Saturday, 26 September 2015 07:00

Infant formula, ‘dairy tourism’ invade Pokeno

Written by 
Yashili’s new $220 million plant at Pokeno will host tourist tours. Yashili’s new $220 million plant at Pokeno will host tourist tours.

One of New Zealand’s largest greenfield dairy projects is set to officially open in early November.

The $220 million infant formula manufacturing and packing plant at Pokeno, north Waikato, is the first plant outside China for Yashili, a big Chinese infant formula trader.

Yashili is keen to put the state-of-the-art plant on the world map; it plans to open the plant to busloads of tourists, to tell them about the business then show them around.

Yashili New Zealand operations manager Terry Norwood says Yahsili is keen on the idea of “dairy tourism”.

“Chinese tourists know the Yashili brand; they will use social media to highlight their factory visits and promote New Zealand,” Norwood told Dairy News.

The plant has started making 25kg bags of base powder and cans of formula; production will rise in the coming weeks, reaching for the plant’s rated 55,000 tonne annual capacity for formula base powder, half of it going into cans.

Norwood says the firm is awaiting final clearance from NZ and Chinese authorities before starting production in earnest. A grand opening on November 6 will be attended by Yashili bosses from China. 

Norwood says Yashili is pleased with the new plant, which will employ 125 at peak production.

“New Zealand’s high reputation and quality in manufacturing dairy products was the reason Yashili chose us as the location of its first plant outside China. People trust New Zealand dairy products.”

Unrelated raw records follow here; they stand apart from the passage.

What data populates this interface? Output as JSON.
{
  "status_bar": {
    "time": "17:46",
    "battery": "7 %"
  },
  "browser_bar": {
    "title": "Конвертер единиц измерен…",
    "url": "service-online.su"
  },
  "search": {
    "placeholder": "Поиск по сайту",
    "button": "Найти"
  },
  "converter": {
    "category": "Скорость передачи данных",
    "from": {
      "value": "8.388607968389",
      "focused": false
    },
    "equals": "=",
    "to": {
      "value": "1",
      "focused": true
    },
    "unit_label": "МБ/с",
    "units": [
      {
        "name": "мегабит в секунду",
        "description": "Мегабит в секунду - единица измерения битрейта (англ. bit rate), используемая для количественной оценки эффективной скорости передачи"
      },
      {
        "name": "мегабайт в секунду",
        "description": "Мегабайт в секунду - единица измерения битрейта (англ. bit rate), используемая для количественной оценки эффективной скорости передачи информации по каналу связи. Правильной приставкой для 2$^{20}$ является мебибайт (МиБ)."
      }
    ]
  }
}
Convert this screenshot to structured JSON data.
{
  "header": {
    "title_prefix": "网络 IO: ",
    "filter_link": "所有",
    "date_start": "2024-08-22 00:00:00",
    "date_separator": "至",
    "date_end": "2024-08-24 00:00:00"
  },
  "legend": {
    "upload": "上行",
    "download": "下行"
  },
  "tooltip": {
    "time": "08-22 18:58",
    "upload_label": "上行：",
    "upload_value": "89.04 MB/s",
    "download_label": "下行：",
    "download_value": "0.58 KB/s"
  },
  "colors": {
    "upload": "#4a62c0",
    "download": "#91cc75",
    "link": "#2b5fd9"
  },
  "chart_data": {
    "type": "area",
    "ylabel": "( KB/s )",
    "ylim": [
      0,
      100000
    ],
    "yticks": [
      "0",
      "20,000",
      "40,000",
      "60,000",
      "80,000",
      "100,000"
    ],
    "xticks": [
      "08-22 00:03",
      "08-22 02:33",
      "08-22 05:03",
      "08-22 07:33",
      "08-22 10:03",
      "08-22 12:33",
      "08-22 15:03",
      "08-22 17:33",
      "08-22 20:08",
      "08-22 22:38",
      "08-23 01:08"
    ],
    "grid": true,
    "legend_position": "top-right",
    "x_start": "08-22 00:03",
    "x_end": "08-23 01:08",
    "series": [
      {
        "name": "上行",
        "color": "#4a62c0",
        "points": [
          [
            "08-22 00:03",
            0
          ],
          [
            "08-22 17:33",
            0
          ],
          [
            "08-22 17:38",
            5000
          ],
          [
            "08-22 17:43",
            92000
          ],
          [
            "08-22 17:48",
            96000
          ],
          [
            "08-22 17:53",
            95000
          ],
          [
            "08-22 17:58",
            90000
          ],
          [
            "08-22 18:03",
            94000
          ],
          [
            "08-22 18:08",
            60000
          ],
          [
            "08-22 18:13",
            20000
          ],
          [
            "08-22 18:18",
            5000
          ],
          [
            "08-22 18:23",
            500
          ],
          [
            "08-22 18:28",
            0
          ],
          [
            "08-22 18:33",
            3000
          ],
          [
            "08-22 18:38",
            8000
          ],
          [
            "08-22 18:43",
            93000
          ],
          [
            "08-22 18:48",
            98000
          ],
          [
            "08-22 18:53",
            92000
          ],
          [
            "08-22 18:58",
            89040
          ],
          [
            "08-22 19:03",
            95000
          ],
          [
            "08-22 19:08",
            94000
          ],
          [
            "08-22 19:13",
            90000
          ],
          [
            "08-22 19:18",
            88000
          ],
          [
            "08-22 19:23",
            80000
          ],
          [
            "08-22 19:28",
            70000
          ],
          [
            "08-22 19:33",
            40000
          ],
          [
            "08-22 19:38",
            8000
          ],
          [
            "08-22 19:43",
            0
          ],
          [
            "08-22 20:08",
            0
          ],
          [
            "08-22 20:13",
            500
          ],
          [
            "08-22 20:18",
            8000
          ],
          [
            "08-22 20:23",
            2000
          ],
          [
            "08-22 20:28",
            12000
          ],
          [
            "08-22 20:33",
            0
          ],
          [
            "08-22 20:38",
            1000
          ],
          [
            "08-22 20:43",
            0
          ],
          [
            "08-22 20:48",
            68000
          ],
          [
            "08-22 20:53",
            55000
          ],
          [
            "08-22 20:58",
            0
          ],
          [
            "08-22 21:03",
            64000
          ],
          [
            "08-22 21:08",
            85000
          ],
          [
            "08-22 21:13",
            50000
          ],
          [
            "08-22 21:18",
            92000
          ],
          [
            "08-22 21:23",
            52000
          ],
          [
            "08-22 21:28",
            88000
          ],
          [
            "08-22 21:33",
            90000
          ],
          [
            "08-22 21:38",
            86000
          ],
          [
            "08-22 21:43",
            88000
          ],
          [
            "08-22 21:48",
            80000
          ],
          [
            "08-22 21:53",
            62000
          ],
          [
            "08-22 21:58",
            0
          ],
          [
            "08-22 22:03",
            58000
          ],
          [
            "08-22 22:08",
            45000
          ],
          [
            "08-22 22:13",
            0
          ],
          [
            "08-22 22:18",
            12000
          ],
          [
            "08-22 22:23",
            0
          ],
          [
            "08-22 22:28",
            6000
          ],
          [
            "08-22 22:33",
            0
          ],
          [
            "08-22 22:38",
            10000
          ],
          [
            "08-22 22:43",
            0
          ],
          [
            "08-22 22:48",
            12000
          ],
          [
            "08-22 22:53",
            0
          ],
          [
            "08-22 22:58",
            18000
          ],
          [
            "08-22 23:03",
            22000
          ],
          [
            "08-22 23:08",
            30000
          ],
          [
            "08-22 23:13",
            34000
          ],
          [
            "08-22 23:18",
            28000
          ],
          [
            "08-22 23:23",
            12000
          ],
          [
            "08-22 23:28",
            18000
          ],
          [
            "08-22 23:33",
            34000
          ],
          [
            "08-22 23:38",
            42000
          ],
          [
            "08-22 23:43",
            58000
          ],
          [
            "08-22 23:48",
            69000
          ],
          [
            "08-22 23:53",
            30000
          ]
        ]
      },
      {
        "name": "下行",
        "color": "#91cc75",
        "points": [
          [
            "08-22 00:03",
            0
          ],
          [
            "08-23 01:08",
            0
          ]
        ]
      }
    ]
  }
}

Work on the plant started three years ago; Pokeno was chosen as the site due to close proximity to the ports of Auckland and Tauranga.

Yashili imports 60-70% of its ingredients for making infant formula powder from Europe; all its products are exported to China, making contact with ports important.

“A lot of whey protein-based ingredients are imported from Europe because New Zealand has a relatively small output of these sorts of ingredients because of our relatively small cheese industry,” says Norwood.

Imported ingredients are offloaded at the port of Auckland then transferred to Tauranga’s inland port for trucking to the factory. Finished products will be exported from Tauranga and Auckland.

The infant formula will carry Yashili’s Alpha Gold and SuperAlpha brands.

The plant has the capacity to process fresh milk but there are no immediate plans to do this, says Norwood.

The company will buy milk powder from NZ dairy companies to make infant formula.

The project has been a major boost to Pokeno and the national economy.

Norwood says it’s a project of national significance in its size and benefits to the NZ economy.

“The wages we pay, the power, gas and materials we purchase, paying for freight and handling… they all contribute back to the NZ economy.

 “In dairy terms this would one of the single biggest added value projects under-taken.”

Industry veteran

Terry Norwood is a 40-year dairy industry veteran.

He worked for Kiwi Dairy Co-op and NZ Dairy Group before the formation of Fonterra.

He served as chief executive of Westland Milk and worked for Fonterra in manufacturing roles in Venezuela, Mexico and Chile.

Norwood and a Chinese national were the first two employees hired by Yashili for the project three years ago.

He says it’s been an honour working on a project of this size.

On the current dairy downturn, Norwood believes it is “just a cyclical thing”.

“I really feel for farmers; on top of a low payout they are now getting cold wet spring which is depressing milk supply. It’s just not easy out there.”

 

More like this

Timber prices take a tumble

New Zealand's export price of timber fell by as much as 20% over June due to an oversupply in China, and these aren’t expected to lift in the short term.

Ironic end to champion co-op

Westland Milk Products’ sale to Chinese interests is an ironic end to the co-op, which last August was named New Zealand’s 2018 Cooperative Business of the Year.

 
 

» The RNG Weather Report

» Latest Print Issues Online

Milking It

Milk on tap

The days of cafes getting milk in plastic bottles may be numbered if two young Dunedin entrepreneurs have their way.

Behind the eight ball

Global animal health company DSM says it has a product that can help reduce emissions from cows by up to…

» Connect with Dairy News